Dataset records section start

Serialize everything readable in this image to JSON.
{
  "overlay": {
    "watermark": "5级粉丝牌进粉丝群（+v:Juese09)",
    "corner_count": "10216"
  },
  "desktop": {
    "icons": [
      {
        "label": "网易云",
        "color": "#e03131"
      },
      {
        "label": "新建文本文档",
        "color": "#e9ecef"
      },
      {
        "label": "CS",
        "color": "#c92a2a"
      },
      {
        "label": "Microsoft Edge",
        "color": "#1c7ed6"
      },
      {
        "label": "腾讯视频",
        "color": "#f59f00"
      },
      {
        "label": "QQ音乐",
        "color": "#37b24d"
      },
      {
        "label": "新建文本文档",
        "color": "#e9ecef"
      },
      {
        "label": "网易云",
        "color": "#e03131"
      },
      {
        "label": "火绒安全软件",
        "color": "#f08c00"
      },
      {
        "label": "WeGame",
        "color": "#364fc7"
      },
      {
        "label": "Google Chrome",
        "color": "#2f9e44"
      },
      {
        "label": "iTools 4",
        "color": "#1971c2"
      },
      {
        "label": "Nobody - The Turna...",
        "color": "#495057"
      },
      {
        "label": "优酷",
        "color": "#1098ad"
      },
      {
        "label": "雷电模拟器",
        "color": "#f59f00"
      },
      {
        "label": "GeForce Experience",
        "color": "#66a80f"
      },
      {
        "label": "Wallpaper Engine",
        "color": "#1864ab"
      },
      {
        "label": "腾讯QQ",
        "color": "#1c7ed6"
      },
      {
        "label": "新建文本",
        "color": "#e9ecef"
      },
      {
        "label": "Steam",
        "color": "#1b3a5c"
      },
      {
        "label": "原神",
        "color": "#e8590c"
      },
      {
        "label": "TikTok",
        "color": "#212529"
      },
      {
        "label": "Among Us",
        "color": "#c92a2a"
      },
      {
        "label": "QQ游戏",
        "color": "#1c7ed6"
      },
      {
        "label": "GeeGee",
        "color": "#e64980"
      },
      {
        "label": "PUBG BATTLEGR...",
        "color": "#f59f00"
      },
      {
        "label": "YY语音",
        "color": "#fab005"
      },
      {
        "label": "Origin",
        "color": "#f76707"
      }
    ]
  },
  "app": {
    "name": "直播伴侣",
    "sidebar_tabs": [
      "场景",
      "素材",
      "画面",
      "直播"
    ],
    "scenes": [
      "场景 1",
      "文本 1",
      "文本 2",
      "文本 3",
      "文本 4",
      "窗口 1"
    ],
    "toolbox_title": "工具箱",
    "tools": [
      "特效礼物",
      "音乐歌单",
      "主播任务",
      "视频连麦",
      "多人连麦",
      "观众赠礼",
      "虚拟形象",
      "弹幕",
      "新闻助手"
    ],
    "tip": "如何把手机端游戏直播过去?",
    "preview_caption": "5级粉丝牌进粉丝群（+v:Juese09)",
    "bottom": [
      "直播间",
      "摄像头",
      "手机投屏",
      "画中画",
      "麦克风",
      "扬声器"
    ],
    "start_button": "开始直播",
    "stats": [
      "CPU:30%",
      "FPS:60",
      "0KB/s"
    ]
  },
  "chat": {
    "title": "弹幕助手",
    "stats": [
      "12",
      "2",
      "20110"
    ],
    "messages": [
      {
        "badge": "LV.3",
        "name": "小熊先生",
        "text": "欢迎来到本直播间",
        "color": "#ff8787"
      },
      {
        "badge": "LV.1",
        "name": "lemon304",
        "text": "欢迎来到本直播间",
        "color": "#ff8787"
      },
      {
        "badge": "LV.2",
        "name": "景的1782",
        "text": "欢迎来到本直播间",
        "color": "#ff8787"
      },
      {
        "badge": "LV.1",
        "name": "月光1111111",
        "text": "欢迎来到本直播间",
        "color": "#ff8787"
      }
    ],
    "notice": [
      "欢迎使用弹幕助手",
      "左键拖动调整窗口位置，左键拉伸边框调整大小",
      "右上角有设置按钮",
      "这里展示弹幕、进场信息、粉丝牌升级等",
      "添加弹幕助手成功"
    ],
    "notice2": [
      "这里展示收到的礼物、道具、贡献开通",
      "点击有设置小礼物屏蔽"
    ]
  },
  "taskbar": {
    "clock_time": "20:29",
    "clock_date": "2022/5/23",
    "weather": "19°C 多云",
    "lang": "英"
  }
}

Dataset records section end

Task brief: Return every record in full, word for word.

Solution to this exercise:
Serialize everything readable in this image to JSON.
{
  "overlay": {
    "watermark": "5级粉丝牌进粉丝群（+v:Juese09)",
    "corner_count": "10216"
  },
  "desktop": {
    "icons": [
      {
        "label": "网易云",
        "color": "#e03131"
      },
      {
        "label": "新建文本文档",
        "color": "#e9ecef"
      },
      {
        "label": "CS",
        "color": "#c92a2a"
      },
      {
        "label": "Microsoft Edge",
        "color": "#1c7ed6"
      },
      {
        "label": "腾讯视频",
        "color": "#f59f00"
      },
      {
        "label": "QQ音乐",
        "color": "#37b24d"
      },
      {
        "label": "新建文本文档",
        "color": "#e9ecef"
      },
      {
        "label": "网易云",
        "color": "#e03131"
      },
      {
        "label": "火绒安全软件",
        "color": "#f08c00"
      },
      {
        "label": "WeGame",
        "color": "#364fc7"
      },
      {
        "label": "Google Chrome",
        "color": "#2f9e44"
      },
      {
        "label": "iTools 4",
        "color": "#1971c2"
      },
      {
        "label": "Nobody - The Turna...",
        "color": "#495057"
      },
      {
        "label": "优酷",
        "color": "#1098ad"
      },
      {
        "label": "雷电模拟器",
        "color": "#f59f00"
      },
      {
        "label": "GeForce Experience",
        "color": "#66a80f"
      },
      {
        "label": "Wallpaper Engine",
        "color": "#1864ab"
      },
      {
        "label": "腾讯QQ",
        "color": "#1c7ed6"
      },
      {
        "label": "新建文本",
        "color": "#e9ecef"
      },
      {
        "label": "Steam",
        "color": "#1b3a5c"
      },
      {
        "label": "原神",
        "color": "#e8590c"
      },
      {
        "label": "TikTok",
        "color": "#212529"
      },
      {
        "label": "Among Us",
        "color": "#c92a2a"
      },
      {
        "label": "QQ游戏",
        "color": "#1c7ed6"
      },
      {
        "label": "GeeGee",
        "color": "#e64980"
      },
      {
        "label": "PUBG BATTLEGR...",
        "color": "#f59f00"
      },
      {
        "label": "YY语音",
        "color": "#fab005"
      },
      {
        "label": "Origin",
        "color": "#f76707"
      }
    ]
  },
  "app": {
    "name": "直播伴侣",
    "sidebar_tabs": [
      "场景",
      "素材",
      "画面",
      "直播"
    ],
    "scenes": [
      "场景 1",
      "文本 1",
      "文本 2",
      "文本 3",
      "文本 4",
      "窗口 1"
    ],
    "toolbox_title": "工具箱",
    "tools": [
      "特效礼物",
      "音乐歌单",
      "主播任务",
      "视频连麦",
      "多人连麦",
      "观众赠礼",
      "虚拟形象",
      "弹幕",
      "新闻助手"
    ],
    "tip": "如何把手机端游戏直播过去?",
    "preview_caption": "5级粉丝牌进粉丝群（+v:Juese09)",
    "bottom": [
      "直播间",
      "摄像头",
      "手机投屏",
      "画中画",
      "麦克风",
      "扬声器"
    ],
    "start_button": "开始直播",
    "stats": [
      "CPU:30%",
      "FPS:60",
      "0KB/s"
    ]
  },
  "chat": {
    "title": "弹幕助手",
    "stats": [
      "12",
      "2",
      "20110"
    ],
    "messages": [
      {
        "badge": "LV.3",
        "name": "小熊先生",
        "text": "欢迎来到本直播间",
        "color": "#ff8787"
      },
      {
        "badge": "LV.1",
        "name": "lemon304",
        "text": "欢迎来到本直播间",
        "color": "#ff8787"
      },
      {
        "badge": "LV.2",
        "name": "景的1782",
        "text": "欢迎来到本直播间",
        "color": "#ff8787"
      },
      {
        "badge": "LV.1",
        "name": "月光1111111",
        "text": "欢迎来到本直播间",
        "color": "#ff8787"
      }
    ],
    "notice": [
      "欢迎使用弹幕助手",
      "左键拖动调整窗口位置，左键拉伸边框调整大小",
      "右上角有设置按钮",
      "这里展示弹幕、进场信息、粉丝牌升级等",
      "添加弹幕助手成功"
    ],
    "notice2": [
      "这里展示收到的礼物、道具、贡献开通",
      "点击有设置小礼物屏蔽"
    ]
  },
  "taskbar": {
    "clock_time": "20:29",
    "clock_date": "2022/5/23",
    "weather": "19°C 多云",
    "lang": "英"
  }
}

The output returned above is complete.